*EXERCISE AIM*. Among the entries that follow, some lines contain the word "FROM". Show all of them.

*DATA FOR THIS EXERCISE*.
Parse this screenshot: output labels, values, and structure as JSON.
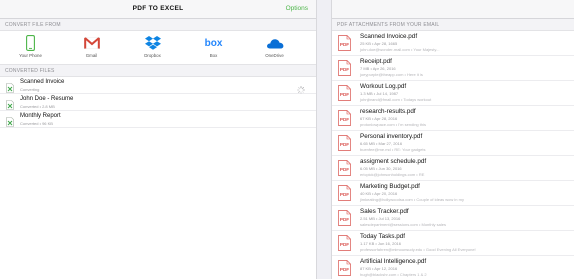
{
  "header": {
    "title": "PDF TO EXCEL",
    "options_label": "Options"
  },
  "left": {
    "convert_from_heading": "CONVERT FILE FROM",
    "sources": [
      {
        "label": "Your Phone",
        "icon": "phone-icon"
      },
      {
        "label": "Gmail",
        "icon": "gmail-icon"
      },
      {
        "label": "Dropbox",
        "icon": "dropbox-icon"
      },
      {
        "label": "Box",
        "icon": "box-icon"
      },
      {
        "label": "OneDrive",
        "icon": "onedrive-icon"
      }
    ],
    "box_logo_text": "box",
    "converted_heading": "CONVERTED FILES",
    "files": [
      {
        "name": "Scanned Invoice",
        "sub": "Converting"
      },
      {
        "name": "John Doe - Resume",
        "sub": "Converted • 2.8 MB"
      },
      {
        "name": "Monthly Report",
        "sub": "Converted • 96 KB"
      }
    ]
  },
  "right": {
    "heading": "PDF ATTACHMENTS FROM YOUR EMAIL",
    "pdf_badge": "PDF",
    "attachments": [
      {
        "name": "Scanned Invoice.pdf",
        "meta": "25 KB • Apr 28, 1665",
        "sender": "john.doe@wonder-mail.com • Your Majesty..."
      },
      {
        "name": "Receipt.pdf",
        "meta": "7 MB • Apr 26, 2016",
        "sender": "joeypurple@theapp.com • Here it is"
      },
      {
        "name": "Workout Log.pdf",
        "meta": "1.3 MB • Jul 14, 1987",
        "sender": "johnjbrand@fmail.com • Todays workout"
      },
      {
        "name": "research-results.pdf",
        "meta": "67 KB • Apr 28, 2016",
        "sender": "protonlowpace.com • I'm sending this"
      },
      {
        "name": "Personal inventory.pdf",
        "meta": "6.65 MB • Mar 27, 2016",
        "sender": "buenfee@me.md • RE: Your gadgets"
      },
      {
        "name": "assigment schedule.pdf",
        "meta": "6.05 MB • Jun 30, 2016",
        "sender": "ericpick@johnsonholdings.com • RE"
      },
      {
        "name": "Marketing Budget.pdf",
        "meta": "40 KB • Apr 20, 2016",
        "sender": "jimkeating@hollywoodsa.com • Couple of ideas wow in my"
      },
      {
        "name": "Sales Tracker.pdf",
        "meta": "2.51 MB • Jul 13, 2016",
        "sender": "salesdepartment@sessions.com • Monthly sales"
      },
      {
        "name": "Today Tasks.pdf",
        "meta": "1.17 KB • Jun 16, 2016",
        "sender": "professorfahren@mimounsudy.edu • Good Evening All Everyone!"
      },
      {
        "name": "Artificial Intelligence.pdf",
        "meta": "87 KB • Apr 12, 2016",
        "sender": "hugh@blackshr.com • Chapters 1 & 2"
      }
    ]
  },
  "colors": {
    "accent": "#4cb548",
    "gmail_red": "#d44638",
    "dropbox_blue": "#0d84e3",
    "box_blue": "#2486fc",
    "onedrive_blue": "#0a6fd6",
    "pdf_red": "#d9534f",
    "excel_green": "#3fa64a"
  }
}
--
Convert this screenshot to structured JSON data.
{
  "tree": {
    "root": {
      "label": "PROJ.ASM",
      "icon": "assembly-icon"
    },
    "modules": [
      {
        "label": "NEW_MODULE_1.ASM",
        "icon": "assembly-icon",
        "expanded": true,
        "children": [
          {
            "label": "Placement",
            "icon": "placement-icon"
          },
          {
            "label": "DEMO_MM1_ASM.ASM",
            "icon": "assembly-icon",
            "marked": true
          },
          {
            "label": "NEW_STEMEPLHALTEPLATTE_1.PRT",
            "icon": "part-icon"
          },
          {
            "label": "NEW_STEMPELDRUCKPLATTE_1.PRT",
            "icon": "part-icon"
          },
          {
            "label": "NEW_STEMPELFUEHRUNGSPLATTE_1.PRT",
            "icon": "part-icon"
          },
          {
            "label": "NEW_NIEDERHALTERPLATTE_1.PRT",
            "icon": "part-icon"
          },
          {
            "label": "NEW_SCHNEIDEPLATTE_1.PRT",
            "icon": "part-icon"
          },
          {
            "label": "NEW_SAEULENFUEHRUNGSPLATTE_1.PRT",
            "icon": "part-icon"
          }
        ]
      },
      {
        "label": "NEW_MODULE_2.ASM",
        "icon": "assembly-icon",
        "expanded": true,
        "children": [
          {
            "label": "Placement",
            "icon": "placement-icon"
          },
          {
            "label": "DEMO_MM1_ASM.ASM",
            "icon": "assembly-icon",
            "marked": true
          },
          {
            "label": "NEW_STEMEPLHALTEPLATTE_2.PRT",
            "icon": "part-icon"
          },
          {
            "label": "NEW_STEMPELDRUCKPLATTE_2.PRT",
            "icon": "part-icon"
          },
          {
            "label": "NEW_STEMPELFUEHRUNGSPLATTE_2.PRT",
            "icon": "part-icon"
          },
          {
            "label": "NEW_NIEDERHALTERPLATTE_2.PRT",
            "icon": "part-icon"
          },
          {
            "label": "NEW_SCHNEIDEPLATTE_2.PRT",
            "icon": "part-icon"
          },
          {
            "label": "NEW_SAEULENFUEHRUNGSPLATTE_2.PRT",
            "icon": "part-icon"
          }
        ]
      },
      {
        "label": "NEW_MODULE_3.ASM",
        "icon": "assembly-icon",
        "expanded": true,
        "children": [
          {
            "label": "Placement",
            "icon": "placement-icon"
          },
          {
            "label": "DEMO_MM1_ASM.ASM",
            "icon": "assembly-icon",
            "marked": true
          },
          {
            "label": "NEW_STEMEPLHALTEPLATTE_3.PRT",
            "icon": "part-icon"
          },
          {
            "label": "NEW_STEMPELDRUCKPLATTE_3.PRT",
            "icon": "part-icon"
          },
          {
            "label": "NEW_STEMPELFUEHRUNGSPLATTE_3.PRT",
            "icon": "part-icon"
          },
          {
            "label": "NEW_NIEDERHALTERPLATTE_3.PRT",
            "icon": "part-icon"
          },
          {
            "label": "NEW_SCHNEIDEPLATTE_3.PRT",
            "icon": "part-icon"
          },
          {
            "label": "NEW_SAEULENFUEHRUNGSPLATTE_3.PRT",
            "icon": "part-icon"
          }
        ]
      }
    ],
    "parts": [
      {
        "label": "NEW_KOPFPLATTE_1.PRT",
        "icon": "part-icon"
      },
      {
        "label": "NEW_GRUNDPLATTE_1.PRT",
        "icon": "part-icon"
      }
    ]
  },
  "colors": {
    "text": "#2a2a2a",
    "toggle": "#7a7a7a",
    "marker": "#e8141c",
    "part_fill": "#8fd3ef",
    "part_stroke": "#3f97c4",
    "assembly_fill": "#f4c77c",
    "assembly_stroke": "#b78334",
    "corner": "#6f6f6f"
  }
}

*ANSWER TO THIS TASK*.
    "convert_from_heading": "CONVERT FILE FROM",
    "heading": "PDF ATTACHMENTS FROM YOUR EMAIL",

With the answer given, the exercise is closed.